• **Extracted material**
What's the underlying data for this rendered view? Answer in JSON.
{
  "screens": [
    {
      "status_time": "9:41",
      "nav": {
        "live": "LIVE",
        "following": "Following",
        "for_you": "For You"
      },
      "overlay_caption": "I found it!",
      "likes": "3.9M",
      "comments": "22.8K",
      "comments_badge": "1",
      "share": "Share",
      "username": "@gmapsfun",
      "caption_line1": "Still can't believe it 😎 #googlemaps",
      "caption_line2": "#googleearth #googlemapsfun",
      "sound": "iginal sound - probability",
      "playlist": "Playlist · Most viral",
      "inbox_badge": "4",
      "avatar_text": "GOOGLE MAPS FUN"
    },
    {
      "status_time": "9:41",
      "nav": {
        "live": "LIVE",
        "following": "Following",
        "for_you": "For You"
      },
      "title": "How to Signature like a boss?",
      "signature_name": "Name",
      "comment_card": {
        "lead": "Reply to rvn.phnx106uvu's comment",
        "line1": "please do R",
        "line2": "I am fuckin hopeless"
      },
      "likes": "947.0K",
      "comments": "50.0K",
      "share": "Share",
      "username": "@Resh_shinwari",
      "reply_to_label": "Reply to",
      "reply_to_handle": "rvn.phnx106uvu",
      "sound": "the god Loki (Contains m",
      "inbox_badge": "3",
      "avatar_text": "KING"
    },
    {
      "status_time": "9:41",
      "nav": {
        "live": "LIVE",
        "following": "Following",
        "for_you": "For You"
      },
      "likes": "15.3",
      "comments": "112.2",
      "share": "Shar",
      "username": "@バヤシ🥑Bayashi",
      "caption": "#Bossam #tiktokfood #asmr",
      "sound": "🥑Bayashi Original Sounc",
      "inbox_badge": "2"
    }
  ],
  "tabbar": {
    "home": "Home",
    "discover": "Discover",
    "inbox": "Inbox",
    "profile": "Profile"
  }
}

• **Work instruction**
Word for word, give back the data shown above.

• **Solution for this problem**
What's the underlying data for this rendered view? Answer in JSON.
{
  "screens": [
    {
      "status_time": "9:41",
      "nav": {
        "live": "LIVE",
        "following": "Following",
        "for_you": "For You"
      },
      "overlay_caption": "I found it!",
      "likes": "3.9M",
      "comments": "22.8K",
      "comments_badge": "1",
      "share": "Share",
      "username": "@gmapsfun",
      "caption_line1": "Still can't believe it 😎 #googlemaps",
      "caption_line2": "#googleearth #googlemapsfun",
      "sound": "iginal sound - probability",
      "playlist": "Playlist · Most viral",
      "inbox_badge": "4",
      "avatar_text": "GOOGLE MAPS FUN"
    },
    {
      "status_time": "9:41",
      "nav": {
        "live": "LIVE",
        "following": "Following",
        "for_you": "For You"
      },
      "title": "How to Signature like a boss?",
      "signature_name": "Name",
      "comment_card": {
        "lead": "Reply to rvn.phnx106uvu's comment",
        "line1": "please do R",
        "line2": "I am fuckin hopeless"
      },
      "likes": "947.0K",
      "comments": "50.0K",
      "share": "Share",
      "username": "@Resh_shinwari",
      "reply_to_label": "Reply to",
      "reply_to_handle": "rvn.phnx106uvu",
      "sound": "the god Loki (Contains m",
      "inbox_badge": "3",
      "avatar_text": "KING"
    },
    {
      "status_time": "9:41",
      "nav": {
        "live": "LIVE",
        "following": "Following",
        "for_you": "For You"
      },
      "likes": "15.3",
      "comments": "112.2",
      "share": "Shar",
      "username": "@バヤシ🥑Bayashi",
      "caption": "#Bossam #tiktokfood #asmr",
      "sound": "🥑Bayashi Original Sounc",
      "inbox_badge": "2"
    }
  ],
  "tabbar": {
    "home": "Home",
    "discover": "Discover",
    "inbox": "Inbox",
    "profile": "Profile"
  }
}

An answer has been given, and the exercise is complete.